Monday, 10 June 2013
Theatre review: Surprise Theatre - Cakes and Finance
As part of the Open Court festival we have Surprise Theatre, in which a different short piece is performed every Monday and Tuesday night for two performances only (7:30pm and 9pm.) Title, subject matter, writer and cast are all a secret until the moment the curtains that have been installed in the Jerwood Theatre Upstairs pull back and the show starts.
With my somewhat hectic theatrical schedule I could only make one performance of Surprise Theatre, and as it happens it was the first. The curtains went back to reveal Mark Ravenhill at a lectern, with projections behind him alternating images of the Royal Court's building, Canary Wharf, and cakes. The information sheet (given out after the performance had ended) says "Over the last ten days Mark Ravenhill conducted individual interviews with playwrights asking them the question 'what is your ideal theatre,' this performance lecture is a distillation of their responses." The playwrights in question are April De Angelis, Howard Brenton, Tim Crouch, Chris Goode, Zinnie Harris, Ella Hickson, Gregory Motton, Philip Ridley and Simon Stephens, and the play is called Cakes and Finance.

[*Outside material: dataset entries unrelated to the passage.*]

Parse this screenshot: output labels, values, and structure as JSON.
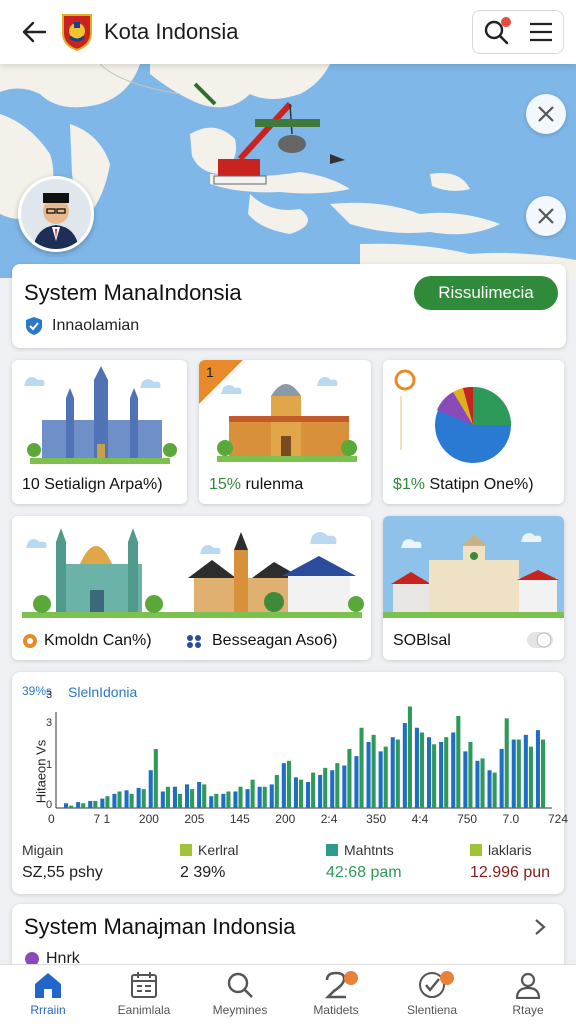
{
  "header": {
    "title": "Kota Indonsia",
    "back_icon": "arrow-left-icon",
    "logo_icon": "crest-logo-icon",
    "search_icon": "search-icon",
    "menu_icon": "hamburger-menu-icon"
  },
  "colors": {
    "accent": "#2f8a3a",
    "map_water": "#7fb7e8",
    "bar_blue": "#1e6fc4",
    "bar_green": "#2e9a5a",
    "nav_active": "#2266cc"
  },
  "system_card": {
    "title": "System ManaIndonsia",
    "subtitle": "Innaolamian",
    "button": "Rissulimecia"
  },
  "tiles": [
    {
      "prefix": "10 ",
      "pct": "",
      "label": "Setialign Arpa%)"
    },
    {
      "prefix": "",
      "pct": "15%",
      "label": " rulenma",
      "badge": "1"
    },
    {
      "prefix": "",
      "pct": "$1%",
      "label": " Statipn One%)"
    },
    {
      "label": "Kmoldn Can%)"
    },
    {
      "label": "Besseagan Aso6)"
    },
    {
      "label": "SOBlsal"
    }
  ],
  "chart": {
    "corner_label": "39%s",
    "title": "SlelnIdonia",
    "y_axis_label": "Hitaeon Vs",
    "y_ticks": [
      "0",
      "1",
      "3",
      "3"
    ],
    "x_ticks": [
      "0",
      "7 1",
      "200",
      "205",
      "145",
      "200",
      "2:4",
      "350",
      "4:4",
      "750",
      "7.0",
      "724"
    ]
  },
  "chart_data": {
    "type": "bar",
    "title": "SlelnIdonia",
    "ylabel": "Hitaeon Vs",
    "ylim": [
      0,
      5
    ],
    "series": [
      {
        "values": [
          0.2,
          0.25,
          0.3,
          0.4,
          0.6,
          0.75,
          0.85,
          1.6,
          0.7,
          0.9,
          1.0,
          1.1,
          0.5,
          0.6,
          0.7,
          0.8,
          0.9,
          1.0,
          1.9,
          1.3,
          1.1,
          1.4,
          1.6,
          1.8,
          2.2,
          2.8,
          2.4,
          3.0,
          3.6,
          3.4,
          3.0,
          2.8,
          3.2,
          2.4,
          2.0,
          1.6,
          2.5,
          2.9,
          3.1,
          3.3
        ]
      },
      {
        "values": [
          0.1,
          0.2,
          0.3,
          0.5,
          0.7,
          0.6,
          0.8,
          2.5,
          0.9,
          0.6,
          0.8,
          1.0,
          0.6,
          0.7,
          0.9,
          1.2,
          0.9,
          1.4,
          2.0,
          1.2,
          1.5,
          1.7,
          1.9,
          2.5,
          3.4,
          3.1,
          2.6,
          2.9,
          4.3,
          3.2,
          2.7,
          3.0,
          3.9,
          2.8,
          2.1,
          1.5,
          3.8,
          2.9,
          2.6,
          2.9
        ]
      }
    ]
  },
  "stats": [
    {
      "label": "Migain",
      "value": "SZ,55 pshy",
      "color": ""
    },
    {
      "label": "Kerlral",
      "value": "2 39%",
      "color": "#9fc43a"
    },
    {
      "label": "Mahtnts",
      "value": "42:68 pam",
      "color": "#2e9a8a"
    },
    {
      "label": "laklaris",
      "value": "12.996 pun",
      "color": "#9fc43a"
    }
  ],
  "section2": {
    "title": "System Manajman Indonsia",
    "subtitle": "Hnrk"
  },
  "nav": [
    {
      "label": "Rrraiin",
      "icon": "home-icon",
      "active": true
    },
    {
      "label": "Eanimlala",
      "icon": "calendar-icon"
    },
    {
      "label": "Meymines",
      "icon": "search-icon"
    },
    {
      "label": "Matidets",
      "icon": "notification-icon",
      "badge": true
    },
    {
      "label": "Slentiena",
      "icon": "checklist-icon",
      "badge": true
    },
    {
      "label": "Rtaye",
      "icon": "profile-icon"
    }
  ]
}
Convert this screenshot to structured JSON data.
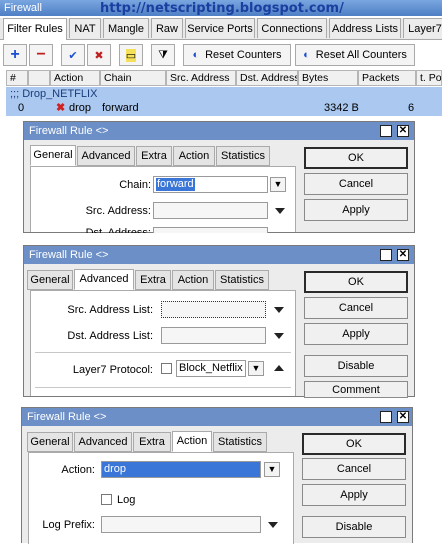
{
  "main": {
    "title": "Firewall",
    "watermark": "http://netscripting.blogspot.com/",
    "tabs": [
      "Filter Rules",
      "NAT",
      "Mangle",
      "Raw",
      "Service Ports",
      "Connections",
      "Address Lists",
      "Layer7"
    ],
    "toolbar": {
      "add": "+",
      "remove": "−",
      "enable": "✔",
      "disable": "✖",
      "comment": "▭",
      "filter": "⧩",
      "reset_counters": "Reset Counters",
      "reset_all_counters": "Reset All Counters"
    },
    "columns": [
      "#",
      "Action",
      "Chain",
      "Src. Address",
      "Dst. Address",
      "Bytes",
      "Packets",
      "t. Po"
    ],
    "comment_row": ";;; Drop_NETFLIX",
    "row": {
      "num": "0",
      "action": "drop",
      "chain": "forward",
      "bytes": "3342 B",
      "packets": "6"
    }
  },
  "dialog1": {
    "title": "Firewall Rule <>",
    "tabs": [
      "General",
      "Advanced",
      "Extra",
      "Action",
      "Statistics"
    ],
    "chain_label": "Chain:",
    "chain_value": "forward",
    "src_label": "Src. Address:",
    "dst_label": "Dst. Address:",
    "ok": "OK",
    "cancel": "Cancel",
    "apply": "Apply"
  },
  "dialog2": {
    "title": "Firewall Rule <>",
    "tabs": [
      "General",
      "Advanced",
      "Extra",
      "Action",
      "Statistics"
    ],
    "src_list_label": "Src. Address List:",
    "dst_list_label": "Dst. Address List:",
    "l7_label": "Layer7 Protocol:",
    "l7_value": "Block_Netflix",
    "ok": "OK",
    "cancel": "Cancel",
    "apply": "Apply",
    "disable": "Disable",
    "comment": "Comment"
  },
  "dialog3": {
    "title": "Firewall Rule <>",
    "tabs": [
      "General",
      "Advanced",
      "Extra",
      "Action",
      "Statistics"
    ],
    "action_label": "Action:",
    "action_value": "drop",
    "log_label": "Log",
    "log_prefix_label": "Log Prefix:",
    "ok": "OK",
    "cancel": "Cancel",
    "apply": "Apply",
    "disable": "Disable"
  },
  "colors": {
    "selection": "#3a76d8",
    "title_bar": "#6c8fc7",
    "row_highlight": "#aac8f0"
  }
}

Ravenhill, directed by Richard Twyman, lectures us with excerpts from these interviews for 45 minutes, with a recorded voice giving a title to each little section. It feels like it should be the introduction to the piece of theatre but no, this is the whole thing. What's frustrating is that the individual comments by writers are, more often than not, rather interesting, often amusing (you aren't told who said what, Ridley was the only one I could pick out for certain.) But lumped together in a speech by a non-actor who makes for a decent but unspectacular performer the end result is dull, and of course by its very nature self-indulgent.
Perhaps this is entirely Ravenhill's doing as he's the one credited with the work, but for me it didn't bode well for the season - that the opening statement should be a bald celebration of how everything writers have to say about theatre is worth listening to. I got the feeling that Ravenhill was doing impressions of some of the playwrights he was quoting, which I'm sure is LOLHILARIOUS if you know them personally, but doesn't exactly do much to dispel the feeling that this is the writers treating the platform they've been given as a big public circle-jerk.

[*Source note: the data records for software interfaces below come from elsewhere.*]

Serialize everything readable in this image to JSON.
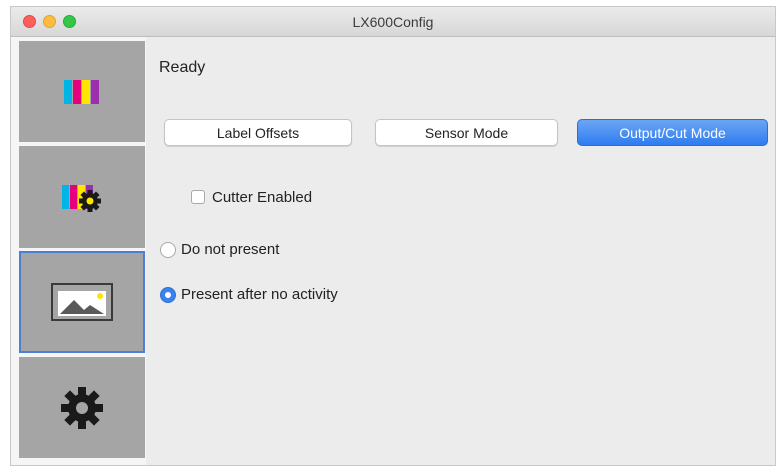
{
  "window": {
    "title": "LX600Config"
  },
  "sidebar": {
    "items": [
      {
        "icon": "color-bars-icon"
      },
      {
        "icon": "color-bars-gear-icon"
      },
      {
        "icon": "label-image-icon",
        "selected": true
      },
      {
        "icon": "gear-icon"
      }
    ]
  },
  "content": {
    "status": "Ready",
    "buttons": {
      "label_offsets": "Label Offsets",
      "sensor_mode": "Sensor Mode",
      "output_cut_mode": "Output/Cut Mode"
    },
    "cutter_enabled": {
      "label": "Cutter Enabled",
      "checked": false
    },
    "presentation": {
      "options": [
        "Do not present",
        "Present after no activity"
      ],
      "selected": "Present after no activity"
    }
  },
  "colors": {
    "accent": "#3b82f0",
    "sidebar_item": "#a5a5a5",
    "selected_border": "#4c7fd3"
  }
}
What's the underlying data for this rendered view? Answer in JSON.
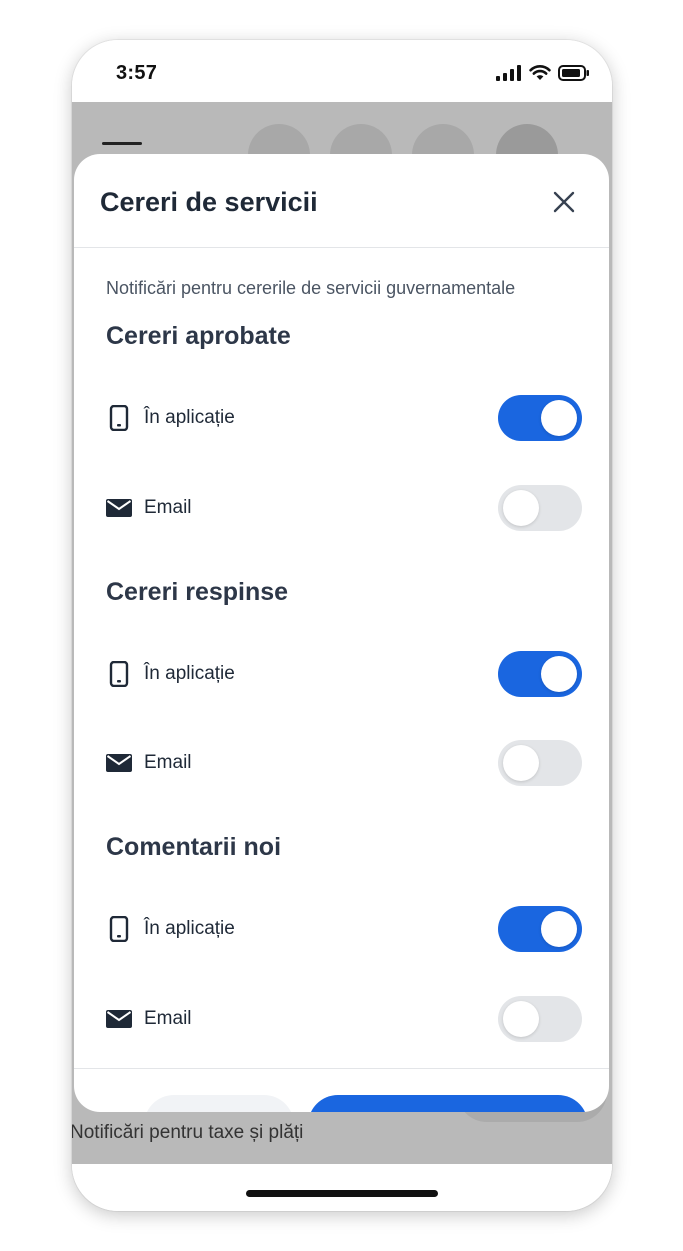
{
  "status_bar": {
    "time": "3:57"
  },
  "background": {
    "footer_text": "Notificări pentru taxe și plăți"
  },
  "sheet": {
    "title": "Cereri de servicii",
    "subtitle": "Notificări pentru cererile de servicii guvernamentale",
    "sections": [
      {
        "title": "Cereri aprobate",
        "options": [
          {
            "icon": "phone-icon",
            "label": "În aplicație",
            "enabled": true
          },
          {
            "icon": "envelope-icon",
            "label": "Email",
            "enabled": false
          }
        ]
      },
      {
        "title": "Cereri respinse",
        "options": [
          {
            "icon": "phone-icon",
            "label": "În aplicație",
            "enabled": true
          },
          {
            "icon": "envelope-icon",
            "label": "Email",
            "enabled": false
          }
        ]
      },
      {
        "title": "Comentarii noi",
        "options": [
          {
            "icon": "phone-icon",
            "label": "În aplicație",
            "enabled": true
          },
          {
            "icon": "envelope-icon",
            "label": "Email",
            "enabled": false
          }
        ]
      }
    ]
  },
  "colors": {
    "accent": "#1a66e0",
    "toggle_off": "#e3e5e8",
    "overlay": "#b9b9b9",
    "text_dark": "#1f2937"
  }
}
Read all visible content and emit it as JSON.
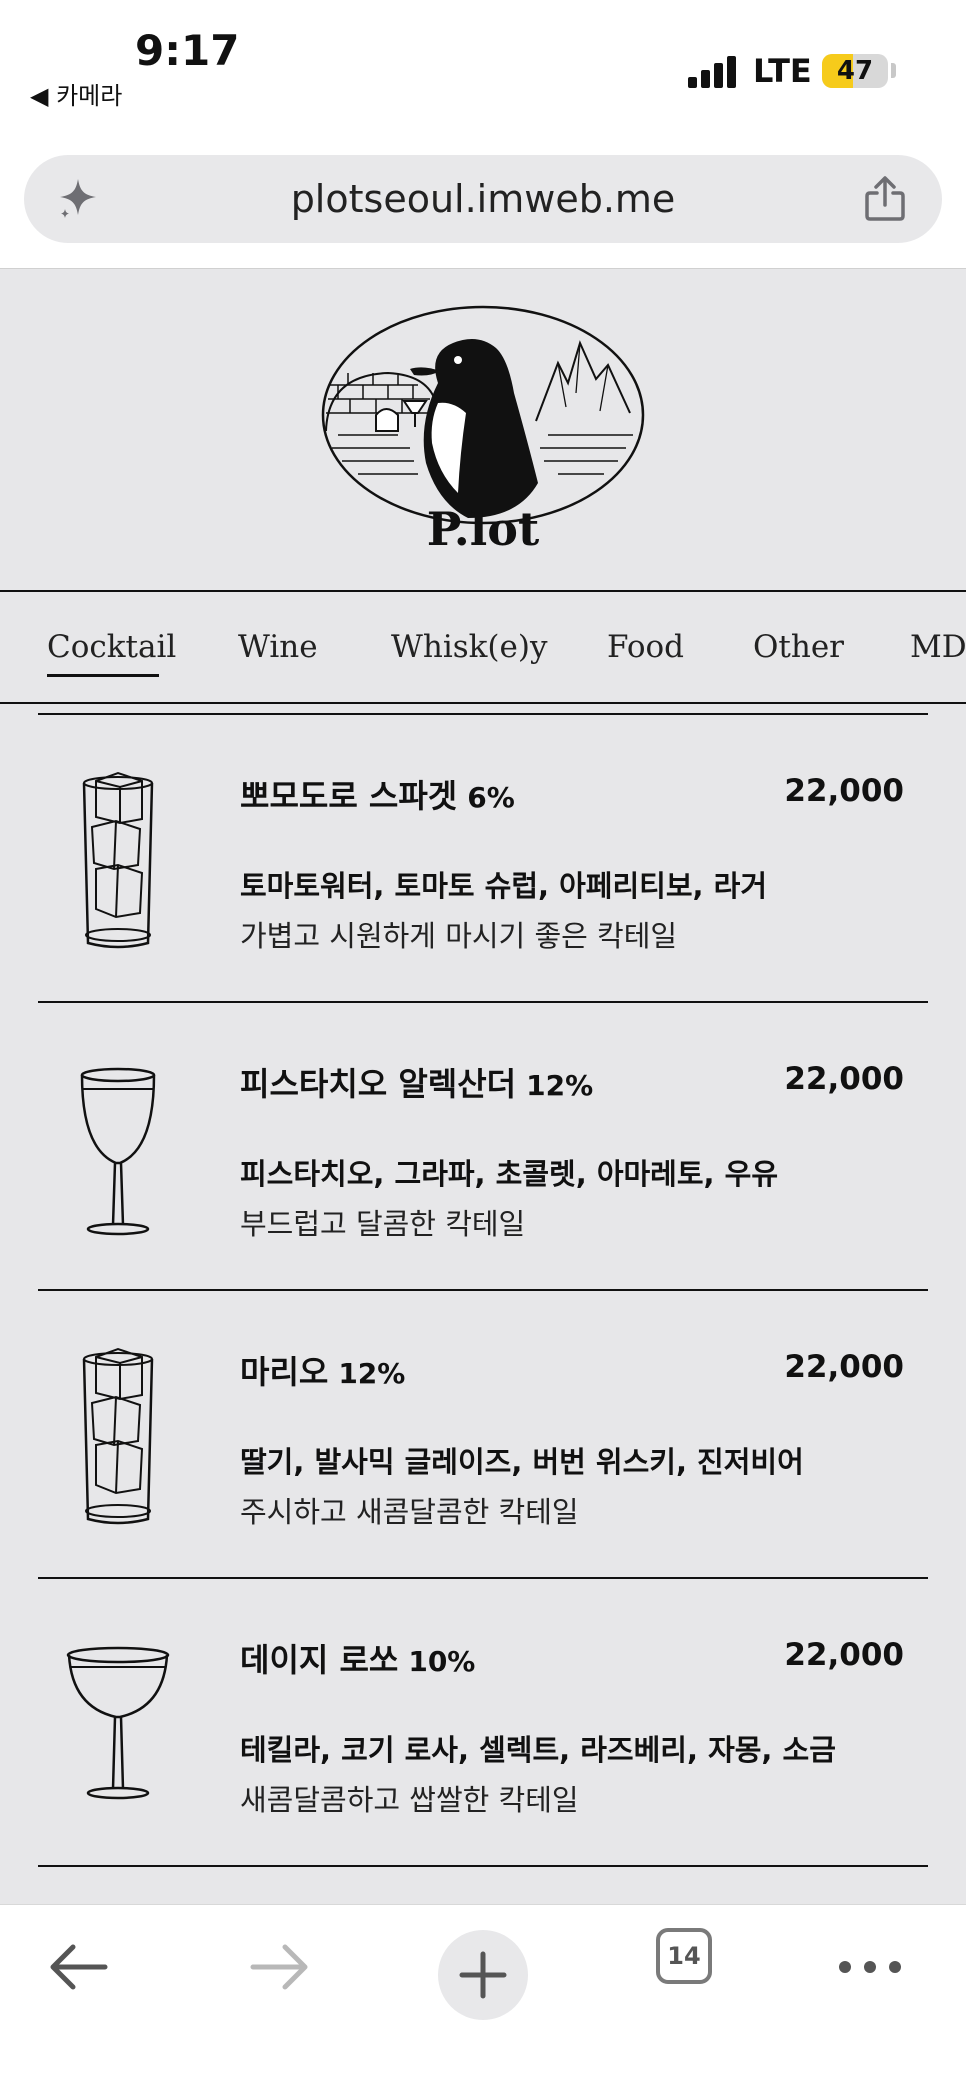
{
  "status": {
    "time": "9:17",
    "back_app": "◀ 카메라",
    "network": "LTE",
    "battery_level": "47",
    "battery_fraction": 0.47
  },
  "browser": {
    "url": "plotseoul.imweb.me",
    "tab_count": "14",
    "icons": {
      "left": "sparkle-icon",
      "right": "share-icon"
    }
  },
  "brand": {
    "logo_text": "P.lot"
  },
  "nav": {
    "tabs": [
      {
        "label": "Cocktail",
        "active": true
      },
      {
        "label": "Wine"
      },
      {
        "label": "Whisk(e)y"
      },
      {
        "label": "Food"
      },
      {
        "label": "Other"
      },
      {
        "label": "MD"
      }
    ]
  },
  "menu": [
    {
      "name": "뽀모도로 스파겟",
      "abv": "6%",
      "price": "22,000",
      "ingredients": "토마토워터, 토마토 슈럽, 아페리티보, 라거",
      "description": "가볍고 시원하게 마시기 좋은 칵테일",
      "glass": "highball-glass-icon"
    },
    {
      "name": "피스타치오 알렉산더",
      "abv": "12%",
      "price": "22,000",
      "ingredients": "피스타치오, 그라파, 초콜렛, 아마레토, 우유",
      "description": "부드럽고 달콤한 칵테일",
      "glass": "wine-glass-icon"
    },
    {
      "name": "마리오",
      "abv": "12%",
      "price": "22,000",
      "ingredients": "딸기, 발사믹 글레이즈, 버번 위스키, 진저비어",
      "description": "주시하고 새콤달콤한 칵테일",
      "glass": "highball-glass-icon"
    },
    {
      "name": "데이지 로쏘",
      "abv": "10%",
      "price": "22,000",
      "ingredients": "테킬라, 코기 로사, 셀렉트, 라즈베리, 자몽, 소금",
      "description": "새콤달콤하고 쌉쌀한 칵테일",
      "glass": "coupe-glass-icon"
    }
  ],
  "toolbar": {
    "icons": [
      "back-arrow-icon",
      "forward-arrow-icon",
      "plus-icon",
      "tabs-icon",
      "more-icon"
    ]
  }
}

Four people stormed out once it became apparent this was all we were getting - this being the Royal Court, I can't discount that being part of the show, in which case it would count as the only part of it that was actually theatre. Two of the escapees actually went off via the stage door - "it gets better!" lied Ravenhill after them. Far be it from me to tell him how to do his job, but maybe he should leave the verbatim theatre to Alecky Blythe - at least she fashions a narrative from what she's collected.

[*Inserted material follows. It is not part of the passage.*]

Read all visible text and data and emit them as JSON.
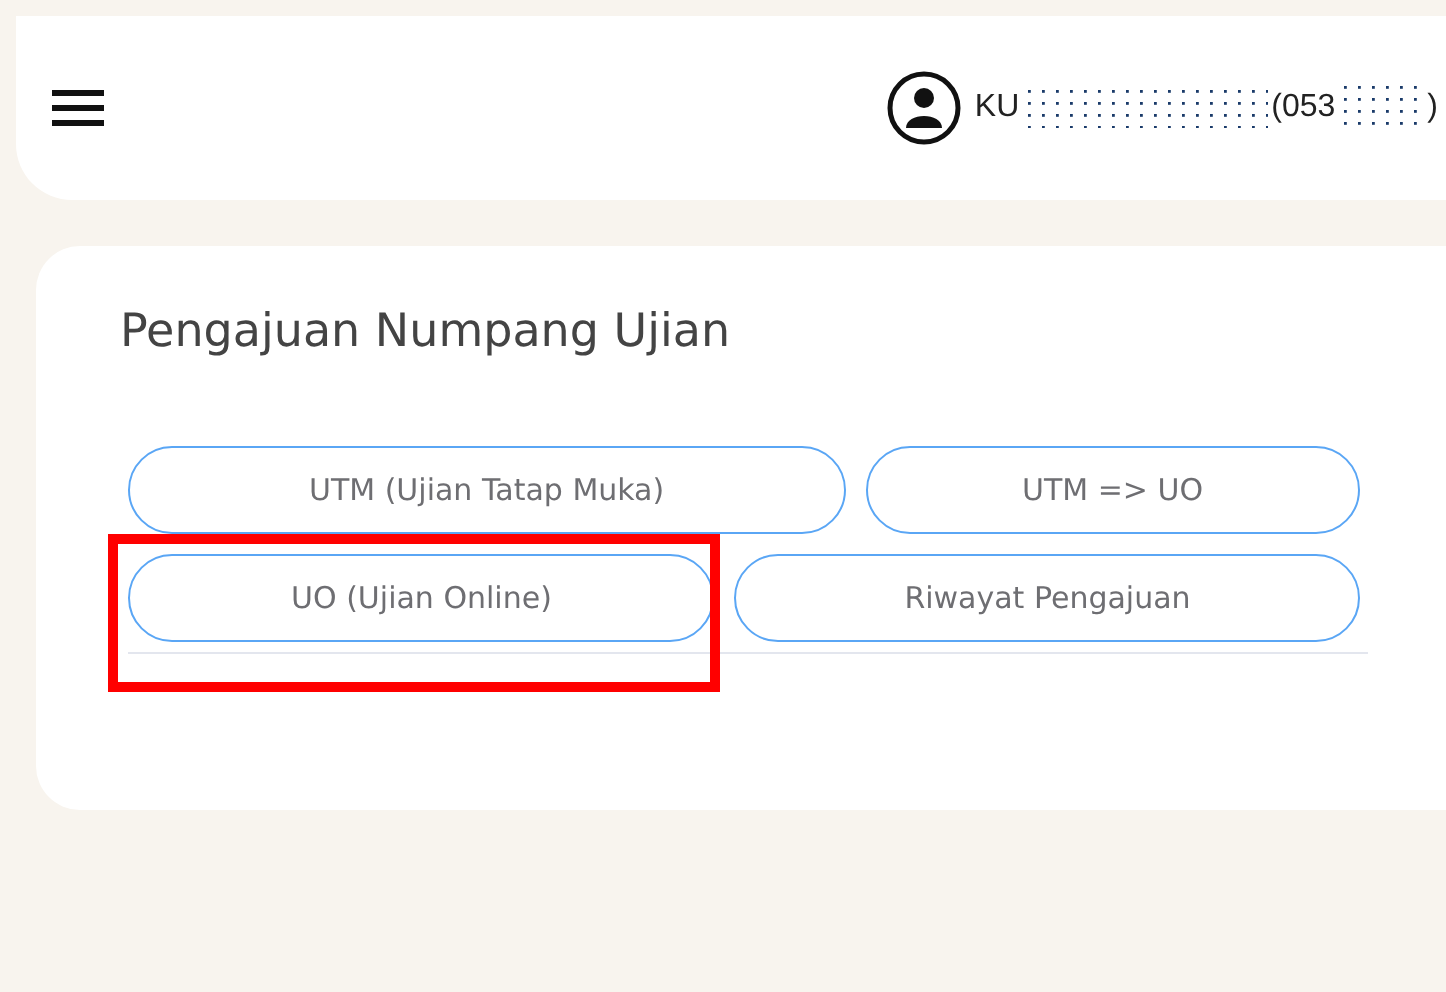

And I'm sure it does get better as the Surprise Theatre season goes on, and I'm sure there'll be performances I'll be gutted to miss - perhaps ones that are actually theatrical. The 9pm performances will be livestreamed here, and apparently will subsequently remain available to view for the rest of the festival's duration, so hopefully I'll be able to catch those I can't make (and maybe even stage-to-screen review them, who knows.) But what a strange, arrogant way to open a season like this.
Surprise Theatre is booking in repertory until the 16th of July at the Royal Court's Jerwood Theatre Upstairs.
Running time for all shows will be under an hour.